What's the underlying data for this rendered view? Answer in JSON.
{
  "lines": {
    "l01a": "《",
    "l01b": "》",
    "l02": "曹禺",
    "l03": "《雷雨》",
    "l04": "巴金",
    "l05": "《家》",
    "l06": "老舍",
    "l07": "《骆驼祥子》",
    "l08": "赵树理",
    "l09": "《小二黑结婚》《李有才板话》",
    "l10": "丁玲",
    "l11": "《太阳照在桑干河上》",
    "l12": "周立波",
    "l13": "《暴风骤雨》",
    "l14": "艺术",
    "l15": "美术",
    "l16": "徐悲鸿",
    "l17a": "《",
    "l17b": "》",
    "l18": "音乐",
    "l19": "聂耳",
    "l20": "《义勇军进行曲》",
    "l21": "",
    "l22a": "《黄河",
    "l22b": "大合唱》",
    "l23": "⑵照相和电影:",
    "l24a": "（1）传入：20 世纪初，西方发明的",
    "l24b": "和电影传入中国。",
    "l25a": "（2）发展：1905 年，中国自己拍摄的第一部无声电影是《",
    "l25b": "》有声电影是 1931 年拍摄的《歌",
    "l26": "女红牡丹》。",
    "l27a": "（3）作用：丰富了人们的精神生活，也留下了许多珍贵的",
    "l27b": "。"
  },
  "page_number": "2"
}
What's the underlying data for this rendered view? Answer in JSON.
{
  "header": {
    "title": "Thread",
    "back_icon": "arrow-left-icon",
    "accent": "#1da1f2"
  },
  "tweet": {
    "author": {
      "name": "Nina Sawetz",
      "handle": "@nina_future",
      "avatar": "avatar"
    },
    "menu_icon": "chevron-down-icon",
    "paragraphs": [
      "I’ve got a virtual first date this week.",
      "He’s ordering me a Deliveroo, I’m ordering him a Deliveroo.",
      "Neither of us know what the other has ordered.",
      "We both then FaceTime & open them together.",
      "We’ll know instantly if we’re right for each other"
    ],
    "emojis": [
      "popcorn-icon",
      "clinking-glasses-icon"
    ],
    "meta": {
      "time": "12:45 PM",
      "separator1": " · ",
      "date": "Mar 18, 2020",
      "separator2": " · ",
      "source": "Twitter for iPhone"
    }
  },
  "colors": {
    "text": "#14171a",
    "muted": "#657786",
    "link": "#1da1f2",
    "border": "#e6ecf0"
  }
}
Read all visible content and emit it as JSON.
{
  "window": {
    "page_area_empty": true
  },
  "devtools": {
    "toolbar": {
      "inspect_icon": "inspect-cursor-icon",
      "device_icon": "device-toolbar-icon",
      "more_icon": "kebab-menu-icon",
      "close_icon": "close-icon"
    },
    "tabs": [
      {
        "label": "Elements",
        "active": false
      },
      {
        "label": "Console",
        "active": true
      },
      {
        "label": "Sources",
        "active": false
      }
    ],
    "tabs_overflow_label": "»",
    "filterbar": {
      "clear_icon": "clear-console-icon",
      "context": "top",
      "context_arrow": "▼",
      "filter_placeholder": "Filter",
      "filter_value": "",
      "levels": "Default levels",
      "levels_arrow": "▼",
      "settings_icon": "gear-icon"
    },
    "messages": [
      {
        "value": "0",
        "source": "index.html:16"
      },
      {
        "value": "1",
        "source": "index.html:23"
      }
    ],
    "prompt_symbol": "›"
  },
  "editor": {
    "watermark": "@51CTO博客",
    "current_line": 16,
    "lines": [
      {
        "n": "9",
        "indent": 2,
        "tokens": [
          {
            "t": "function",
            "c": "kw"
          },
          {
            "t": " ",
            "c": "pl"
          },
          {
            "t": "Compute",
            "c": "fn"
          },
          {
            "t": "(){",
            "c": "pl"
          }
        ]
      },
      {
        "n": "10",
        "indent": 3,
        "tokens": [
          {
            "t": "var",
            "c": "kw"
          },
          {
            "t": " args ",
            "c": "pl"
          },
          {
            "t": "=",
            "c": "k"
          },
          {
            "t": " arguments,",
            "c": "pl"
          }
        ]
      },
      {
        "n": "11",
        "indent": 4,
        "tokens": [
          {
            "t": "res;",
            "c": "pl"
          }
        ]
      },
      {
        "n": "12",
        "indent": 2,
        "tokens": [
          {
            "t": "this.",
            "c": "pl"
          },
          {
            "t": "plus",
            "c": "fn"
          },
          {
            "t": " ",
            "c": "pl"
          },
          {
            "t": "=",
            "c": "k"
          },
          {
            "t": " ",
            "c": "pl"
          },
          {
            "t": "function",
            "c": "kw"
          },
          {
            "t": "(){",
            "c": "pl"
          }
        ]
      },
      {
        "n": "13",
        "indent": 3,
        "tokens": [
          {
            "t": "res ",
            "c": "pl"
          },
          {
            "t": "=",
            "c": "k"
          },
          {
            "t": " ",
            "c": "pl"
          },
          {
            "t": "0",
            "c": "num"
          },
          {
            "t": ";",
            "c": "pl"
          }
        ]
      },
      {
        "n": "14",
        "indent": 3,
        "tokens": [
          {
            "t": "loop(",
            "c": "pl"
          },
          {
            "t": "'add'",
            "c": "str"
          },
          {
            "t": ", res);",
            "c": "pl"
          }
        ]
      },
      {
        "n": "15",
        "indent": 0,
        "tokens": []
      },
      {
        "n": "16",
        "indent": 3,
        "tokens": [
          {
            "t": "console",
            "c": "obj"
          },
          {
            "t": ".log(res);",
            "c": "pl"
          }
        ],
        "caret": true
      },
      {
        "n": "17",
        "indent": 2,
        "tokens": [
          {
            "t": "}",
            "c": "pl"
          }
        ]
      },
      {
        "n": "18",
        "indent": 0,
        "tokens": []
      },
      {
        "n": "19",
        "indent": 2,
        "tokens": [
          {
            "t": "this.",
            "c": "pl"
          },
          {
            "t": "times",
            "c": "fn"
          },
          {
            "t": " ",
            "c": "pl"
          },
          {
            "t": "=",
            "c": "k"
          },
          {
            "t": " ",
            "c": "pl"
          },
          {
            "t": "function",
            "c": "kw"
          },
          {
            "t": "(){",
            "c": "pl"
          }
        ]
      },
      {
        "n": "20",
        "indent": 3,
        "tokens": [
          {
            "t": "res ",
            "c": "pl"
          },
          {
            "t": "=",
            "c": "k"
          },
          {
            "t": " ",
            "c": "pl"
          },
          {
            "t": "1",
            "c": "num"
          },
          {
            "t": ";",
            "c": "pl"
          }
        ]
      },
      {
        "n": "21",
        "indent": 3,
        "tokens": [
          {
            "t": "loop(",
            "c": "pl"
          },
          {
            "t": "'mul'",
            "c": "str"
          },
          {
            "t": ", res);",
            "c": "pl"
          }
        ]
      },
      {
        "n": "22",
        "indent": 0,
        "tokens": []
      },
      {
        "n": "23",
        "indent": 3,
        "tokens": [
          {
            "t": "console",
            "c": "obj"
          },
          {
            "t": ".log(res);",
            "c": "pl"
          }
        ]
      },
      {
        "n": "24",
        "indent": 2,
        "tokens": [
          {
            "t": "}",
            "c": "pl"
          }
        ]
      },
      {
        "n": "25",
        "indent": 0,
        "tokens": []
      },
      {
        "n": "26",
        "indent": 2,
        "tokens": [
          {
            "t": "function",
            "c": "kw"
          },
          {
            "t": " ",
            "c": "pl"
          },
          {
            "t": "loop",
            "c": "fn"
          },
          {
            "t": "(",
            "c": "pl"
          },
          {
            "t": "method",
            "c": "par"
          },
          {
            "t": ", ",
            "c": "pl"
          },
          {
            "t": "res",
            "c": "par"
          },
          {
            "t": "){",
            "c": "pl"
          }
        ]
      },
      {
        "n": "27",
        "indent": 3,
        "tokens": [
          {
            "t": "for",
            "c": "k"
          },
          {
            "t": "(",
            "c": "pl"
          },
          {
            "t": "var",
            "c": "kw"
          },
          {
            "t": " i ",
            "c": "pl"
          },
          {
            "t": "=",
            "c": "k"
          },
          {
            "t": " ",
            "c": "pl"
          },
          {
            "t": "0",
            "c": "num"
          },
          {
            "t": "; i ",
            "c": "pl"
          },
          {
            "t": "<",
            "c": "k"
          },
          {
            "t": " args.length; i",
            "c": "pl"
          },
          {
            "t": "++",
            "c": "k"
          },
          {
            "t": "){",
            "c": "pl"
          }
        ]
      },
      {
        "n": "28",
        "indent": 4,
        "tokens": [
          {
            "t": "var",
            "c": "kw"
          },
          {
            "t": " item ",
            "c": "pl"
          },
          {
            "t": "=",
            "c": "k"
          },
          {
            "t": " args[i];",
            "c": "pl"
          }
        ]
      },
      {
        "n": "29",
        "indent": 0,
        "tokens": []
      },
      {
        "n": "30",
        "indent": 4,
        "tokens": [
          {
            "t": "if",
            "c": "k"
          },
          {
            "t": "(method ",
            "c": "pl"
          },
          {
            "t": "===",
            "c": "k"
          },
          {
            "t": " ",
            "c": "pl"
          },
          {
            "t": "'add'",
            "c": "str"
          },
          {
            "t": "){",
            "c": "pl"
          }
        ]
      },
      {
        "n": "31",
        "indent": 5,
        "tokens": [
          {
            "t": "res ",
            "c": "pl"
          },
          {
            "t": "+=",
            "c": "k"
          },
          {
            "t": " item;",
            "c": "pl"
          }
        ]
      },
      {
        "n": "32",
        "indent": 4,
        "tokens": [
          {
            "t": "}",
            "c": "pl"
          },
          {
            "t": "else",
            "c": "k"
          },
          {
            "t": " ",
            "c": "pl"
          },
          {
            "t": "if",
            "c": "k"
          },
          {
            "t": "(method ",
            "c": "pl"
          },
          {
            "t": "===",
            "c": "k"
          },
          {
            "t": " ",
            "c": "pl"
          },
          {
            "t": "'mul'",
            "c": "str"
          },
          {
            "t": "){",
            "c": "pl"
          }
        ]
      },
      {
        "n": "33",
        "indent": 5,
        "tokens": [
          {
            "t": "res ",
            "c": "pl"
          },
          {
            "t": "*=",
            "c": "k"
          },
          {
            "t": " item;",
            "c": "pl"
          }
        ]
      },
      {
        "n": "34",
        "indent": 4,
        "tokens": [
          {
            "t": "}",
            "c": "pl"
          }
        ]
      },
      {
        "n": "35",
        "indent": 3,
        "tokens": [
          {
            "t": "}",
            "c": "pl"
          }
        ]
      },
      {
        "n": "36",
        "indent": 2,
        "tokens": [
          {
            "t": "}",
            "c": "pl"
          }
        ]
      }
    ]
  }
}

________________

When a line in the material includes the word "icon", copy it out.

    "back_icon": "arrow-left-icon",
    "menu_icon": "chevron-down-icon",
      "popcorn-icon",
      "clinking-glasses-icon"
      "inspect_icon": "inspect-cursor-icon",
      "device_icon": "device-toolbar-icon",
      "more_icon": "kebab-menu-icon",
      "close_icon": "close-icon"
      "clear_icon": "clear-console-icon",
      "settings_icon": "gear-icon"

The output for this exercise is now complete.